**What the exercise asks:**
The answer must consist of each line below that contains the word "this", copied in full.

(App and web page records)
_____

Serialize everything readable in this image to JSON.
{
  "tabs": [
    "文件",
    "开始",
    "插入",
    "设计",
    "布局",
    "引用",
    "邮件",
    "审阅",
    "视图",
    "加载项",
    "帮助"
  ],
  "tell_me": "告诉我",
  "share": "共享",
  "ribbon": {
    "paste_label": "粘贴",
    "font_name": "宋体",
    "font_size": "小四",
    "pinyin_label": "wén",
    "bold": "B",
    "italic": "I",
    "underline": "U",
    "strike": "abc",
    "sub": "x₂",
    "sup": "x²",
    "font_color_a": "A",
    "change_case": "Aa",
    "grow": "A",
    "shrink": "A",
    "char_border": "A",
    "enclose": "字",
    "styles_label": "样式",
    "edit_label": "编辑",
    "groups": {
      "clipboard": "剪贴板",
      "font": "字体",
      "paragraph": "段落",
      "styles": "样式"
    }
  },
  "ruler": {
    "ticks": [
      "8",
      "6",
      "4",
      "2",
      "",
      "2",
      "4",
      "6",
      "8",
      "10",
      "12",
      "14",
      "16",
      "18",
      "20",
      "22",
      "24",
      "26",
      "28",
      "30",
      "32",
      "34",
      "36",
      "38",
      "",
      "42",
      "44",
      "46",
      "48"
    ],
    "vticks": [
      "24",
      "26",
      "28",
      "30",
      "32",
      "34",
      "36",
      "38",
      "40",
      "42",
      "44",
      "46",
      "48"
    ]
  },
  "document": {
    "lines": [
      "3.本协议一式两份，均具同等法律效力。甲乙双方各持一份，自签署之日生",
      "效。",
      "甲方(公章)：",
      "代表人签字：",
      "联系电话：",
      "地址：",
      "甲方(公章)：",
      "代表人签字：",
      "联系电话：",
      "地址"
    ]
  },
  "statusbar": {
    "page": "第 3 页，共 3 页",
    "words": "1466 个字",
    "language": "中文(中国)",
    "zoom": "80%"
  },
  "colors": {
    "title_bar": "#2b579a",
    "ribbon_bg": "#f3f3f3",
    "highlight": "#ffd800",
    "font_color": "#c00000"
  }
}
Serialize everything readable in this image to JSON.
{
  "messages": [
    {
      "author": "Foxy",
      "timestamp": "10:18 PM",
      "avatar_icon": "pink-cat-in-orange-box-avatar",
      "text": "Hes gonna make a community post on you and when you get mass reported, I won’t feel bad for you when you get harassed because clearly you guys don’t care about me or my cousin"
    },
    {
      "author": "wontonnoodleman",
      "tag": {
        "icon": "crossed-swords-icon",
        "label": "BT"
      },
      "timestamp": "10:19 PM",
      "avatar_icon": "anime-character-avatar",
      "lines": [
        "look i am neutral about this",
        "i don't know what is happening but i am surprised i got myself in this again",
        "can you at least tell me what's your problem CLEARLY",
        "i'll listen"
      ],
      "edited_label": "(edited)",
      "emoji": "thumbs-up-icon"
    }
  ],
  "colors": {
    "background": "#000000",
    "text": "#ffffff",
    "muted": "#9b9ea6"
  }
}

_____

**Exercise result:**
Serialize everything readable in this image to JSON.
Serialize everything readable in this image to JSON.
        "look i am neutral about this",
        "i don't know what is happening but i am surprised i got myself in this again",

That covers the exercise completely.